(Instructions to follow)
Scan the entries below for the word "icon". Copy out every line in which it occurs.

Data supplied below:

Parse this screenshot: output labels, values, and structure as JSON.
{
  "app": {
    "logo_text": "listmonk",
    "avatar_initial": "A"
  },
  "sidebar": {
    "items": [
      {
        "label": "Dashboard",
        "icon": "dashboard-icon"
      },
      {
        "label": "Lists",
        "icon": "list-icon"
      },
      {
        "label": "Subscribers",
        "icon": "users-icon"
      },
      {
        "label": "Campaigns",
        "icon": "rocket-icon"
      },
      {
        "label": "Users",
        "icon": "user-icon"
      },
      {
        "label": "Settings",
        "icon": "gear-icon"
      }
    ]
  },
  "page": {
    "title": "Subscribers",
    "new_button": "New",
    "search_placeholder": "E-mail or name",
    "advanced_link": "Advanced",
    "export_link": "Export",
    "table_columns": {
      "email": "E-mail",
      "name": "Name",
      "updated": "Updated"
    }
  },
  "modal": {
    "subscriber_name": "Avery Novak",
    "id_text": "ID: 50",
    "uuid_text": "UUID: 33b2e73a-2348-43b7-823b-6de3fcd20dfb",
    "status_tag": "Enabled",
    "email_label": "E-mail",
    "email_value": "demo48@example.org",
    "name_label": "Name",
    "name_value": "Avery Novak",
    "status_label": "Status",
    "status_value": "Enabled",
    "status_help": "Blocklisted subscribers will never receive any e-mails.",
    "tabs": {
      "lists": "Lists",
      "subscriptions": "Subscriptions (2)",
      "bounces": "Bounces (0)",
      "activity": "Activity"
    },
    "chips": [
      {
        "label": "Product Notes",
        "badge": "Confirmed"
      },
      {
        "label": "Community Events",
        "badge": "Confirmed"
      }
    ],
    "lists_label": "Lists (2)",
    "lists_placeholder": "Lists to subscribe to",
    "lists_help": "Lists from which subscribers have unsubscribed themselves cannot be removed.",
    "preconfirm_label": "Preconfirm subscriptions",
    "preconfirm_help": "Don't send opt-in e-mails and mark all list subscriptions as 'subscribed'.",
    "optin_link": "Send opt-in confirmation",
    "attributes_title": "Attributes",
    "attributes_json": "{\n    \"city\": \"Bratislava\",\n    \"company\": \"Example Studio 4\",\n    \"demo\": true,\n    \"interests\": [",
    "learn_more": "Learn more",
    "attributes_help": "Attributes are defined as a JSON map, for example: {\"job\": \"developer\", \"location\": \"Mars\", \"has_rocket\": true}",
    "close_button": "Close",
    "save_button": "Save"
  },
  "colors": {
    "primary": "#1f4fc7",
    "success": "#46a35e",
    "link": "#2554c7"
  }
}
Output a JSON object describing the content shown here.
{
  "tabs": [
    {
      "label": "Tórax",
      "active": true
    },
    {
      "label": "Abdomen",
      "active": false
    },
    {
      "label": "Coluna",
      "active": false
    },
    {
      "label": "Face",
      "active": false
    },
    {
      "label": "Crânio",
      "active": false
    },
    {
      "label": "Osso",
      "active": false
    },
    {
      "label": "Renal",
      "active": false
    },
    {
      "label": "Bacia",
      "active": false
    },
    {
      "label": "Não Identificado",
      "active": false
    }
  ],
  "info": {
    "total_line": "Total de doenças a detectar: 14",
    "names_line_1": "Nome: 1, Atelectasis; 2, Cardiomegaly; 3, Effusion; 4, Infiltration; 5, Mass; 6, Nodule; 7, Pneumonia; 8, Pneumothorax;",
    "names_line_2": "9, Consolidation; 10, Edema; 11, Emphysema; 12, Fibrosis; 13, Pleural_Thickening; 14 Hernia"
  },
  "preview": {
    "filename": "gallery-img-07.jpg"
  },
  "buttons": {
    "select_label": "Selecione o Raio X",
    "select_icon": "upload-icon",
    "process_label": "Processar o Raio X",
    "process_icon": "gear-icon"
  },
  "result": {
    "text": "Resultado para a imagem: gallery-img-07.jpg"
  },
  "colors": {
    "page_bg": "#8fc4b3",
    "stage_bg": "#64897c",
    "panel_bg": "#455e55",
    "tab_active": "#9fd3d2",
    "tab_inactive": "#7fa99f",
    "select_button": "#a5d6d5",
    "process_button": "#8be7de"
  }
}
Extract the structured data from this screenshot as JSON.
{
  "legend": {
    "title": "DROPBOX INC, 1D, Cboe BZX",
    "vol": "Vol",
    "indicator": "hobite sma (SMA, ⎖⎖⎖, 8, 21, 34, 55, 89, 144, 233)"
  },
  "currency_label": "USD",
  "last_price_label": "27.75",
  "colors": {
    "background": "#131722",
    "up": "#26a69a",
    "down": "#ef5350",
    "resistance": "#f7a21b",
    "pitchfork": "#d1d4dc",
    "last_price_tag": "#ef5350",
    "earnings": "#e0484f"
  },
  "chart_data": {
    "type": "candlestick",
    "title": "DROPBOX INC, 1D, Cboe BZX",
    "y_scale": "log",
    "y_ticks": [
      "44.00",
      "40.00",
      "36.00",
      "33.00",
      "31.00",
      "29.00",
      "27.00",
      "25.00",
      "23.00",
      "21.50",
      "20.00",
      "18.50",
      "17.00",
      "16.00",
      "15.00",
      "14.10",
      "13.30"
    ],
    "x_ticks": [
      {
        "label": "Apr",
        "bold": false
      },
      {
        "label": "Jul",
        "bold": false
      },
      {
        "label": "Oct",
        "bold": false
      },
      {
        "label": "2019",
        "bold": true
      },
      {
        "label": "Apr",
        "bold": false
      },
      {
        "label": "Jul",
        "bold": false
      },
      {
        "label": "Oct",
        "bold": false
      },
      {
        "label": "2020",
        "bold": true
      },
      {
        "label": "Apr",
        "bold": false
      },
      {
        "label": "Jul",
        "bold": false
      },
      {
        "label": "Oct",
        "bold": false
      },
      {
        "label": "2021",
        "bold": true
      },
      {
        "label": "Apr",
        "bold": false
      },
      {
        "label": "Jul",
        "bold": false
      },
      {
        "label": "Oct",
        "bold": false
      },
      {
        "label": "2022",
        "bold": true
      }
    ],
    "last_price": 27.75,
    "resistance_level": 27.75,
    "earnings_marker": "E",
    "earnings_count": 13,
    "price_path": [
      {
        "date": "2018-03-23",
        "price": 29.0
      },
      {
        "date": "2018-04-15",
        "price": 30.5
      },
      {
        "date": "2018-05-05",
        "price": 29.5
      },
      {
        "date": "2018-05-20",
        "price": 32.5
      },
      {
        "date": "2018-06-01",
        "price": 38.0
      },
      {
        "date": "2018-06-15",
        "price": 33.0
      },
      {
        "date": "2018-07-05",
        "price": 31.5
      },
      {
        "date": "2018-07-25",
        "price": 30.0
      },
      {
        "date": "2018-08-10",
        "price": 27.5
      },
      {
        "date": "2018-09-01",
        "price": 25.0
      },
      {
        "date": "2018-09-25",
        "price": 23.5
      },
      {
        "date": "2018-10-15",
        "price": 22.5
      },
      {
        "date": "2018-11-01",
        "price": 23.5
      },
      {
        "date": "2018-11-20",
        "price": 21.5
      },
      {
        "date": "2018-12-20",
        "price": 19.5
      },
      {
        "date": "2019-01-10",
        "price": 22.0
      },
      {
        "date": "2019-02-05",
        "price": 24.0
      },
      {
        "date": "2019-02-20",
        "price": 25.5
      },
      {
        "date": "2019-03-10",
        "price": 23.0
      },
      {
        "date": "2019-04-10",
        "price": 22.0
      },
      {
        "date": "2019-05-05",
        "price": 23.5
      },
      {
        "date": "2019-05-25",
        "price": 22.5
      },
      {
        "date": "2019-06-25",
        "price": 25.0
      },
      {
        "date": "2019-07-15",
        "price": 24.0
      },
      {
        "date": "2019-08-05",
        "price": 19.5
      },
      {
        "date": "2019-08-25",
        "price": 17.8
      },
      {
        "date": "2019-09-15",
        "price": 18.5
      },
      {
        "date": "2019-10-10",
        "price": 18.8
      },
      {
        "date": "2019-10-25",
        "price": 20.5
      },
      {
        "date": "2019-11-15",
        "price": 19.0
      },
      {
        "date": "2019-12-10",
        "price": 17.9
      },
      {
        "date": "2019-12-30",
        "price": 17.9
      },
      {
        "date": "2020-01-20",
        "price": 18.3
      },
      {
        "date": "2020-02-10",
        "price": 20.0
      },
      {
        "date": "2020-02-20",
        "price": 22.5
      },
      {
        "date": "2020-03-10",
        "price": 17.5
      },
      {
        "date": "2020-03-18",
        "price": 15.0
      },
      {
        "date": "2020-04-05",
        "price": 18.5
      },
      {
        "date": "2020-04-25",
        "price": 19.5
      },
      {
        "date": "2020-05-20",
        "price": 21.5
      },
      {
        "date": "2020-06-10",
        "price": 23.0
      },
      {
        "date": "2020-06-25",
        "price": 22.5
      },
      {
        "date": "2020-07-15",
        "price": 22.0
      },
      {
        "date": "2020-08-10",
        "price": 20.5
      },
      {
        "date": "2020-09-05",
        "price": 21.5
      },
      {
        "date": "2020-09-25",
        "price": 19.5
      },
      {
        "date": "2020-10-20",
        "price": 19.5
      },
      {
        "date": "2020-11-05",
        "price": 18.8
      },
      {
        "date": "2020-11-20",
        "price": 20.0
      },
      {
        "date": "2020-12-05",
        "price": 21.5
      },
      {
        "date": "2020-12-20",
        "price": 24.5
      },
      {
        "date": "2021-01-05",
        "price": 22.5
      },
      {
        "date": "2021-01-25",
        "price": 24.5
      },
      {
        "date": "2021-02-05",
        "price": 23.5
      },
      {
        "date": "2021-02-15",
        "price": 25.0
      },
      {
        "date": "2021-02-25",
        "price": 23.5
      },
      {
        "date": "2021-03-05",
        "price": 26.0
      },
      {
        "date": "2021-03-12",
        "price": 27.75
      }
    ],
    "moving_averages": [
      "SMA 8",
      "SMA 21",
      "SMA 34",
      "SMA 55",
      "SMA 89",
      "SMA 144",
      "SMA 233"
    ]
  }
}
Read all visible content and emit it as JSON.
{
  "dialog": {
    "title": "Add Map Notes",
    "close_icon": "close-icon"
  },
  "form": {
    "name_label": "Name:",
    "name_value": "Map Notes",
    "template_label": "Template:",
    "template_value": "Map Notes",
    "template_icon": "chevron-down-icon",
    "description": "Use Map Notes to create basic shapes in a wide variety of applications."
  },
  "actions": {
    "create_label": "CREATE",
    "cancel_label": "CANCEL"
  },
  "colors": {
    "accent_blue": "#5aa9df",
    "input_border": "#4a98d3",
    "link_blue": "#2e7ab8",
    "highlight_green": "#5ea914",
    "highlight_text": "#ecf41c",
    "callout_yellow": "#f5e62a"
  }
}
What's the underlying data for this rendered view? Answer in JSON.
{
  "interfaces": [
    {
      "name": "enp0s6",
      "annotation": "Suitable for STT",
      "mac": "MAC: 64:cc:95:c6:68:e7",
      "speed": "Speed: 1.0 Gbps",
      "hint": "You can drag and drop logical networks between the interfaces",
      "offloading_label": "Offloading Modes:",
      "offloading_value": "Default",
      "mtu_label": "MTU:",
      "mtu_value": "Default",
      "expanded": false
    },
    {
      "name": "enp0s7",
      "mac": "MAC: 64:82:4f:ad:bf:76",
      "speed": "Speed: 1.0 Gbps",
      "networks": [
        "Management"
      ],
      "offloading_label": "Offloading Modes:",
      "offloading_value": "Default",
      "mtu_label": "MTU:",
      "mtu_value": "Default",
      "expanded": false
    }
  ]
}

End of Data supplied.

(Result for this task)
        "icon": "dashboard-icon"
        "icon": "list-icon"
        "icon": "users-icon"
        "icon": "rocket-icon"
        "icon": "user-icon"
        "icon": "gear-icon"
    "select_icon": "upload-icon",
    "process_icon": "gear-icon"
    "close_icon": "close-icon"
    "template_icon": "chevron-down-icon",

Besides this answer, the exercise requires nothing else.